§ **REQUIRED WORK**: Could you restate the entries below word for word?

[Data records]
════════════════

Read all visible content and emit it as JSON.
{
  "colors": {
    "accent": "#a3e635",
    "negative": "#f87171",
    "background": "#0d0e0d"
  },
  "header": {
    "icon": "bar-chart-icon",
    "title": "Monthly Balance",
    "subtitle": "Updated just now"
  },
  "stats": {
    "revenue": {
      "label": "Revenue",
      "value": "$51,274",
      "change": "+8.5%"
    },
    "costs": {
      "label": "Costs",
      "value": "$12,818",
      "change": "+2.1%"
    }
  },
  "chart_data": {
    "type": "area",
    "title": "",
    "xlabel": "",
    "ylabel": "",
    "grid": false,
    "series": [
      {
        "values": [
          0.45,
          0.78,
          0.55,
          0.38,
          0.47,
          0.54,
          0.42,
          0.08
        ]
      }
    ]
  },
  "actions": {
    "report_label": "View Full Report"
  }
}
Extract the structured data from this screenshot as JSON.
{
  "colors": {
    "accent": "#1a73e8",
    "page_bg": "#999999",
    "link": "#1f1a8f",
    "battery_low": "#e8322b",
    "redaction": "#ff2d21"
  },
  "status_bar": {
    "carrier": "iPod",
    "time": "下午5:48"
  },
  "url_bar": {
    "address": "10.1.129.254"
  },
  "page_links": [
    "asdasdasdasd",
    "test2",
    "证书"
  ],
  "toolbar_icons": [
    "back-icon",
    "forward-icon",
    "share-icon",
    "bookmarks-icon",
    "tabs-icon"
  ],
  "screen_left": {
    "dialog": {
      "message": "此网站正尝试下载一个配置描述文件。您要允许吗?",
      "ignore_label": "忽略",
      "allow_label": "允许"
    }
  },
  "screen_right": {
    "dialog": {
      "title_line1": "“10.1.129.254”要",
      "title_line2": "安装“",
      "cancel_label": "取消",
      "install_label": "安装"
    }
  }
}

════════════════

§ **RESULT OF THE EXERCISE**:
Read all visible content and emit it as JSON.
{
  "colors": {
    "accent": "#a3e635",
    "negative": "#f87171",
    "background": "#0d0e0d"
  },
  "header": {
    "icon": "bar-chart-icon",
    "title": "Monthly Balance",
    "subtitle": "Updated just now"
  },
  "stats": {
    "revenue": {
      "label": "Revenue",
      "value": "$51,274",
      "change": "+8.5%"
    },
    "costs": {
      "label": "Costs",
      "value": "$12,818",
      "change": "+2.1%"
    }
  },
  "chart_data": {
    "type": "area",
    "title": "",
    "xlabel": "",
    "ylabel": "",
    "grid": false,
    "series": [
      {
        "values": [
          0.45,
          0.78,
          0.55,
          0.38,
          0.47,
          0.54,
          0.42,
          0.08
        ]
      }
    ]
  },
  "actions": {
    "report_label": "View Full Report"
  }
}
Extract the structured data from this screenshot as JSON.
{
  "colors": {
    "accent": "#1a73e8",
    "page_bg": "#999999",
    "link": "#1f1a8f",
    "battery_low": "#e8322b",
    "redaction": "#ff2d21"
  },
  "status_bar": {
    "carrier": "iPod",
    "time": "下午5:48"
  },
  "url_bar": {
    "address": "10.1.129.254"
  },
  "page_links": [
    "asdasdasdasd",
    "test2",
    "证书"
  ],
  "toolbar_icons": [
    "back-icon",
    "forward-icon",
    "share-icon",
    "bookmarks-icon",
    "tabs-icon"
  ],
  "screen_left": {
    "dialog": {
      "message": "此网站正尝试下载一个配置描述文件。您要允许吗?",
      "ignore_label": "忽略",
      "allow_label": "允许"
    }
  },
  "screen_right": {
    "dialog": {
      "title_line1": "“10.1.129.254”要",
      "title_line2": "安装“",
      "cancel_label": "取消",
      "install_label": "安装"
    }
  }
}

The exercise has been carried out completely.